The price of US crude oil plunged almost 20%, to below $15, in early trading on Monday – its lowest point since 1999 – as stockpiles continued to build owing to a crash in demand caused by the Covid-19 pandemic. Concerns have been heightened by the growing standoff between the US president and state governors over whether the US can begin to lift restrictions on movement and businesses.
A gunman who at one point masqueraded as a policeman killed at least 16 people in the Canadian province of Nova Scotia during a 12-hour rampage, authorities said on Sunday, in what was the country’s worst modern-era mass shooting. Police discovered the killings late on Saturday after multiple reports of shots at a house in the small coastal town of Portapique, about 130 km (80 miles) north of the provincial capital, Halifax.
New Zealand PM Jacinda Ardern has thanked people for “stopping an uncontrolled explosion of Covid-19”, as she announced an easing of lockdown.

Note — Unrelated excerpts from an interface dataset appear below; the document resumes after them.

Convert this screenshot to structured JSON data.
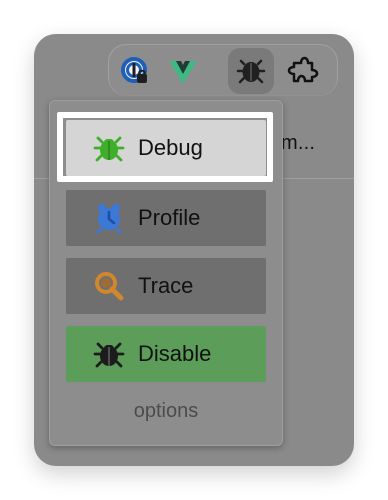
{
  "toolbar": {
    "icons": [
      {
        "name": "1password-lock-icon"
      },
      {
        "name": "vue-devtools-icon"
      },
      {
        "name": "debug-extension-icon"
      },
      {
        "name": "extensions-puzzle-icon"
      }
    ]
  },
  "background": {
    "truncated_text": "m..."
  },
  "popup": {
    "items": [
      {
        "label": "Debug",
        "icon": "green-bug-icon"
      },
      {
        "label": "Profile",
        "icon": "blue-clock-icon"
      },
      {
        "label": "Trace",
        "icon": "orange-magnifier-icon"
      },
      {
        "label": "Disable",
        "icon": "black-bug-icon"
      }
    ],
    "options_label": "options"
  },
  "colors": {
    "window_bg": "#8a8a8a",
    "selected_item_bg": "#d5d5d5",
    "item_bg": "#6f6f6f",
    "disable_bg": "#5c9e59",
    "highlight": "#ffffff",
    "debug_green": "#3fae2a",
    "profile_blue": "#3c78d8",
    "trace_orange": "#d0872d"
  }
}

The country has been praised for its quick and strict response to the virus, and will move from “Level 4” lockdown to “Level 3” late next Monday. It means some businesses can reopen, along with some schools, while rules on local travel will be relaxed.
Europe’s coronavirus death toll topped 100,000 on Sunday, according to an NBC News tally, less than 24 hours after protesters took to the streets of several U.S. state capitol buildings this weekend, to demand an end to shutdown orders. A number of state governors have sought to temper regional expectations about lifting lockdowns and have warned about moving too fast in the face of unresolved issues, like a lack of mass testing.
At the daily White House briefing, the US president warned that Beijing would face consequences if it was “knowingly responsible” for the spread of COVID-19, but he stopped short of saying what type of actions he might take. “It could have been stopped in China before it started and it wasn’t, and the whole world is suffering from it,” Mr Trump told reporters on Saturday.